### Problem
Among the entries, how many lines carry the string "expected"? Give the number and nothing else.

### Records for this exercise
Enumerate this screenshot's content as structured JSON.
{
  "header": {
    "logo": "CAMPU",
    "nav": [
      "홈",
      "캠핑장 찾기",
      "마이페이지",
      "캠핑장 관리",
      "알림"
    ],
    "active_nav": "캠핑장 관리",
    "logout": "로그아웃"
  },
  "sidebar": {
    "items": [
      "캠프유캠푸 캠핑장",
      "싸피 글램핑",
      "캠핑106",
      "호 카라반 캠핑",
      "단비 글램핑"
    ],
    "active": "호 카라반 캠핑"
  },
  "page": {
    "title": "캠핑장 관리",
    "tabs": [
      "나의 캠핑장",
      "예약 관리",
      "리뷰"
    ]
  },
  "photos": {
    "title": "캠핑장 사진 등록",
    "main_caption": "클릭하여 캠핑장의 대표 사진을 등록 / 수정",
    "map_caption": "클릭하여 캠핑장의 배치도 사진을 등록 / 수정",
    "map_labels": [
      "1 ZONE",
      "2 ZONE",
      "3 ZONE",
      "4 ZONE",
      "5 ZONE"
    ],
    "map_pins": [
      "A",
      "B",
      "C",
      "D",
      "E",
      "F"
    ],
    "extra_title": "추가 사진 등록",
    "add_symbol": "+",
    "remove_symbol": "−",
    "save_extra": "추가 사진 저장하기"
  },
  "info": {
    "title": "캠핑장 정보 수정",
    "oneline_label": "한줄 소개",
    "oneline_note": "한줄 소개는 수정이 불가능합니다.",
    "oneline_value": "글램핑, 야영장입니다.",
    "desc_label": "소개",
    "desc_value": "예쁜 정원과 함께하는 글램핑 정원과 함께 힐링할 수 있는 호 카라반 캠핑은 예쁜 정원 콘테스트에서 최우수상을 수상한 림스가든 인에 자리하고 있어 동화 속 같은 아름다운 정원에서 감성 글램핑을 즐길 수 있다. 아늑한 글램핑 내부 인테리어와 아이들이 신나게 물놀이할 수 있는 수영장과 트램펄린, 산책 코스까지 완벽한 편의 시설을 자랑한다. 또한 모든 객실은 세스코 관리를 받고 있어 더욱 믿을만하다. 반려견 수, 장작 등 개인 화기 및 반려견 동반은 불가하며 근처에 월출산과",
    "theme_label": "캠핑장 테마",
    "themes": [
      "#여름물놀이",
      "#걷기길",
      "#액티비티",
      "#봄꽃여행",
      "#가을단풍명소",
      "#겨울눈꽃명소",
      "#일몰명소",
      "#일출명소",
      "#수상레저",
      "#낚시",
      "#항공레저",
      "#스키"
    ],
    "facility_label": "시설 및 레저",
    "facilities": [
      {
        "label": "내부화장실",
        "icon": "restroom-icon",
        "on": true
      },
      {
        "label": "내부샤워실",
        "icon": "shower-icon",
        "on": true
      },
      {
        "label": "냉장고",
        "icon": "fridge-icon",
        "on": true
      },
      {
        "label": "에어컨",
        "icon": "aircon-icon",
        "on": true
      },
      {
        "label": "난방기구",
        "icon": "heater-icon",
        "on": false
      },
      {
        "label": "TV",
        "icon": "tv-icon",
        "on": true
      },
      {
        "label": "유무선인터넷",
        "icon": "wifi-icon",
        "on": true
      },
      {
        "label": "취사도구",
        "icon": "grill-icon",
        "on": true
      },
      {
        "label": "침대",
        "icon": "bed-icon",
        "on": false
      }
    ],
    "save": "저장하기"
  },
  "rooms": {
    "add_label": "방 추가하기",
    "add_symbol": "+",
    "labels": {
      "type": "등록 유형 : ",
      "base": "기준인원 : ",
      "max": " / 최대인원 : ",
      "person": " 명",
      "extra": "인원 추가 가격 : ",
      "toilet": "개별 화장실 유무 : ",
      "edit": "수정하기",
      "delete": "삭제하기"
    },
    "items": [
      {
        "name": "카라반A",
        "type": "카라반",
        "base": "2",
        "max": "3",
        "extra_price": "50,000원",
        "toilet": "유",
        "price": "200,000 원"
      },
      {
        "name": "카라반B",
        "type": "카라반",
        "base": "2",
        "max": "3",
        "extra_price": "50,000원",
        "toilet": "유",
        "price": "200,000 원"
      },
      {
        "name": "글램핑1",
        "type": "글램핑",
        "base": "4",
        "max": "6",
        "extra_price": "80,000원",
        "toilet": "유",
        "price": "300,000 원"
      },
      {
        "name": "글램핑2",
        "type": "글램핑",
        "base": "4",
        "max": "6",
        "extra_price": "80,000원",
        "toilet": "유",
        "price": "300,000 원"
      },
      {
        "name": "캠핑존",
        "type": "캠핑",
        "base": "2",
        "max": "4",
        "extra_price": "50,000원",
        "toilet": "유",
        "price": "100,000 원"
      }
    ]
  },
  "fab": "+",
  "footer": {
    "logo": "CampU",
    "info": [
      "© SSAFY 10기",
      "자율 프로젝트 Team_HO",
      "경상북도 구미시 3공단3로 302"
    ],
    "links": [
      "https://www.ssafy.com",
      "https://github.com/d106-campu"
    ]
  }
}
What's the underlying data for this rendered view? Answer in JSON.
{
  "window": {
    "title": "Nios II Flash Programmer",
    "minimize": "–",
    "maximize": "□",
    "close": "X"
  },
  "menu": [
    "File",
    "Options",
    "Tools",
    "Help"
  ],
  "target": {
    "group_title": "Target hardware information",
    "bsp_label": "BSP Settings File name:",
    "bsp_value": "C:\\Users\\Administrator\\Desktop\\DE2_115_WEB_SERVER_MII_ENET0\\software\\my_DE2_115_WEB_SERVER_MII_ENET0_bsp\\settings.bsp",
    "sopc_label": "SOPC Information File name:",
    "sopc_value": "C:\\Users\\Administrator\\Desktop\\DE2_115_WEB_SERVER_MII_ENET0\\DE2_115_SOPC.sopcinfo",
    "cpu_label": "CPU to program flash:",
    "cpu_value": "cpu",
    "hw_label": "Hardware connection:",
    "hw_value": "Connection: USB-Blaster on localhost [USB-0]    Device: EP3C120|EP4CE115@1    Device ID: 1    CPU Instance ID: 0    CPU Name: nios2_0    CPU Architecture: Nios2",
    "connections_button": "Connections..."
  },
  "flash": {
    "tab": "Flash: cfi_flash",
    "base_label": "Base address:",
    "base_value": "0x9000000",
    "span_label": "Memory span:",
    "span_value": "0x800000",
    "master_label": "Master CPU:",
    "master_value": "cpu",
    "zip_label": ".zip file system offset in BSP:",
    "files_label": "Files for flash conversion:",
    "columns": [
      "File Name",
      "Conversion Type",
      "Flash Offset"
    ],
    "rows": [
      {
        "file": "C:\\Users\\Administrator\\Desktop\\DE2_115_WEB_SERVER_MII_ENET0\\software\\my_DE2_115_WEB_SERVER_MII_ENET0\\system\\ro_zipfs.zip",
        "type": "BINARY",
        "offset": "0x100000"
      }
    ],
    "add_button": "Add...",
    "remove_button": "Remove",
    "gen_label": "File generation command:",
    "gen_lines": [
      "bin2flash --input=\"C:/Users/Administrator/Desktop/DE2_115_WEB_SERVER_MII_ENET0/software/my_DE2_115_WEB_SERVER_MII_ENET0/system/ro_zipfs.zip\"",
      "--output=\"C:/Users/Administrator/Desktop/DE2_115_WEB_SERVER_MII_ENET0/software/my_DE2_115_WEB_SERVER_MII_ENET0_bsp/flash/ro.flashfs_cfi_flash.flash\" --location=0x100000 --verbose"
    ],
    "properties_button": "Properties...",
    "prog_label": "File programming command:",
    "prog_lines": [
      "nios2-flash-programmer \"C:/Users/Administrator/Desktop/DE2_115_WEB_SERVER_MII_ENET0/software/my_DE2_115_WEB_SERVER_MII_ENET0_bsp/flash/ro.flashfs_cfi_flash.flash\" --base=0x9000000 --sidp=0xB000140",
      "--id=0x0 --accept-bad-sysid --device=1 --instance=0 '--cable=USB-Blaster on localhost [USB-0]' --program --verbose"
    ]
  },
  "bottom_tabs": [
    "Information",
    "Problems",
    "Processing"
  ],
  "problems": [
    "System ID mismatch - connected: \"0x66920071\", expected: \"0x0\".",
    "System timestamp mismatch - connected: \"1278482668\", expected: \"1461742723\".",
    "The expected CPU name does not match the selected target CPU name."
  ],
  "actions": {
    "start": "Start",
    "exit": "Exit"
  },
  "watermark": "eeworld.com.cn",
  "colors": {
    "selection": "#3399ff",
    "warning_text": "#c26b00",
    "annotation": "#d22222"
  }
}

### Output of the exercise
3